The following editorial appeared in the Baltimore Sun:
President Barack Obama has once again proposed extending the Bush tax cuts on most Americans but letting them expire for those who make $250,000 a year or more. Republican presidential candidate Mitt Romney issued a “pre-buttal” of Mr. Obama’s announcement, insisting that the tax cuts should remain in effect for all. And hanging over the entire discussion is the risk that if Congress does nothing, everyone’s taxes will go up on Jan. 1.
Given the three options, Mr. Obama’s position is surely the best one. The well-to-do (and the nation as a whole) did fine under the old, Clinton-era tax rates, and maintaining the Bush tax cuts for upper-tier earners would cost $150 billion next year with little benefit to the economy.
But it’s a shame, and a sign of what is so disappointing about this presidential election so far, that those three options are the only ones we’ve got. Even if a miracle occurred and Congress agreed to Mr. Obama’s plan, we would find ourselves back in the same partisan fight a year from now, without addressing the nation’s fundamental problems. The president’s proposal may be a good tactical move in the context of the current presidential election _ it forces Republicans to explain why they would rather risk tax rates going up on everybody than allow an increase for the wealthiest Americans _ but it offers no real vision for how we as a nation are going to get out of the bind presented by a weak economy and huge budget deficits.

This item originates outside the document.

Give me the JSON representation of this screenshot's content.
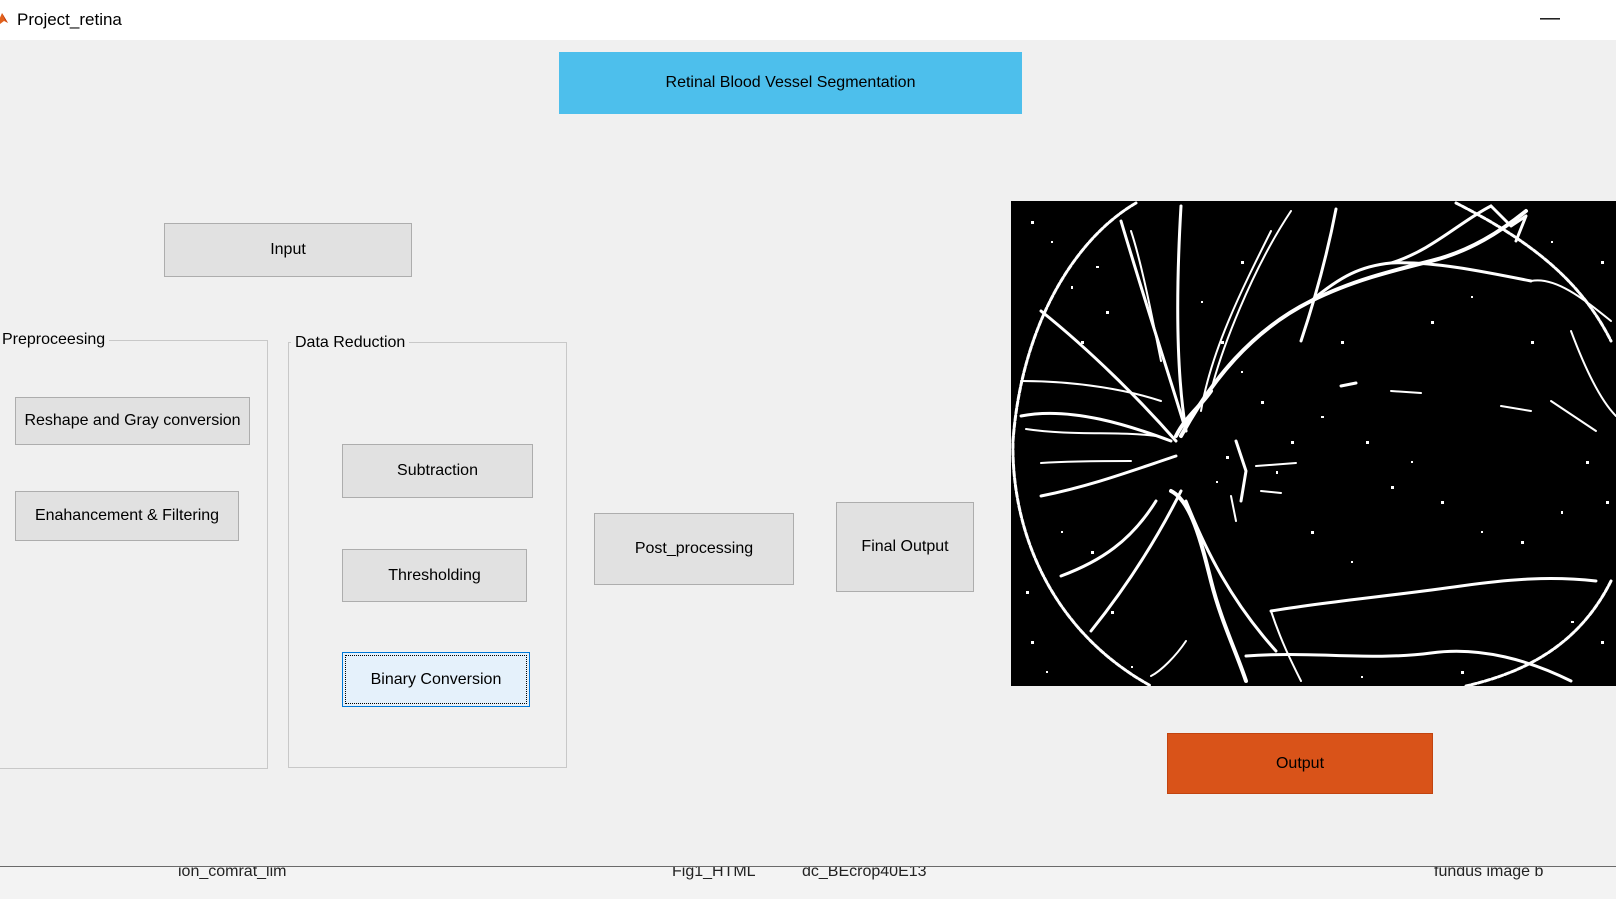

The president’s gambit and Mr. Romney’s reaction to it are a continuation of the uninspiring dynamic of this election. Both sides have apparently concluded that the best way to win a close election is by playing it safe, and that means no big, new ideas. What passes for vision from Mr. Romney is repealing the president’s health care law and replacing it (with what, he doesn’t exactly say) and reviving the economy, evidently by the sheer act of not being Barack Obama. And what Mr. Obama has offered us is not the hope for a new kind of politics that he embodied in 2008 but a promise of four more years of fighting for the middle class. By doing what? Who knows?
It would be nice if, instead of standing in front of a carefully selected backdrop of middle-class taxpayers and small business owners and announcing his fealty to an old idea, the president had used the occasion to make his re-election campaign about tackling the nation’s big problems once and for all. Or if Mr. Romney had, instead of reiterating his position in a well-worn fight on Capitol Hill, suggested a new way forward. Either side, for example, would be welcome to propose a restructuring and simplification of the tax code that lowers the rates but raises new revenue by eliminating the laundry list of exemptions, deductions and loopholes that now provide American businesses with the incentive to invest in accountants, lawyers and lobbyists rather than new products and services.
Nothing much is going to happen in Washington before November, but if the candidates don’t make this election about big ideas, nothing of consequence is going to happen after that either.